On 10 June, New Delhi-based logistics SaaS startup FarEye laid off 250 employees.
On 7 June, Bengaluru-based gold loan provider Rupeek laid off around 200 people from its workforce, saying that the recent economic downturn “compelled [it] to re-calibrate”.
On 30 May, Indian mobile esports platform Mobile Premier League (MPL)—which entered the unicorn club last September at a valuation of US$2.3 billion—laid off around 100 people. It’s also exiting the Indonesian market.
And these are just a handful of examples. Over 9,500 people have been laid off in total this year, as per Inc42’s layoff tracker tracker Inc42 Indian Startup Layoff Tracker Read more . Tech startups in India are letting go of people on the daily. What was once an employee’s market has suddenly become an employer’s market—just months after the Great Resignation wave wave Livemint How the Great Resignation wave is impacting hiring, job shifting Read more that saw many employees leave, because back then, they could.
To understand the ripple effects of this on employees, The Ken caught up with a 25-year-old payments executive who joined an Indian e-commerce startup about six months ago—at the height of the Great Resignation. At first, he sounded confident about his current job situation. “My role is very critical. I’m indispensable,” he said.

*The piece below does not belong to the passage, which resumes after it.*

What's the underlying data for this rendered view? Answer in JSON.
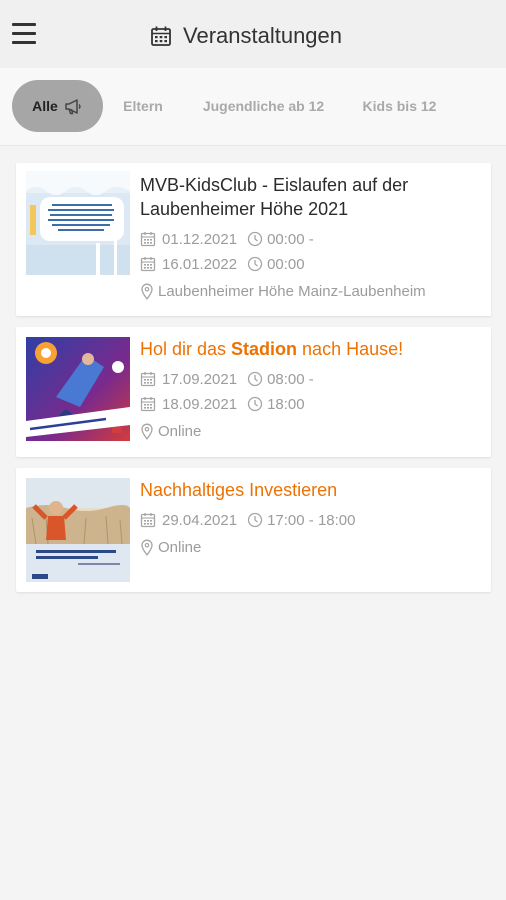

After some time, though, his insecurities began to show. After months of working from home, he now shows up at work everyday. He says he fears his role could get diluted, and that there is simply no room for any slack or any error. “Earlier I would be very vocal about anything I spotted, I would push back if the feature they wanted to work on didn’t make sense. But now I just do my job,” he said.
In hindsight, he believes he should have stayed back at CRED, his previous employer. “Kunal [Shah – Founder, CRED] has some experience in dealing with crisis situations like this. Maybe I would have been better off staying there,” he admitted.
Layoffs are almost a rite of passage in startups. In the last five years, The Ken has looked into this a couple of times. In 2017 2017 The Ken The story of 6000+ layoffs Read more , companies that were a year old then—Snapdeal, PropTiger, Housing.com—laid off in the hundreds when funding dried up. Over 6,000 people lost jobs. And again, in late 2019 2019 The Ken Hire to grow, fire to sustain: Indian startups’ layoff loop Read more , when hiring-led growth caught up with the likes of Paytm, Oyo, Zomato, Ola, Rivigo—and over 3,000 startup employees were asked to leave.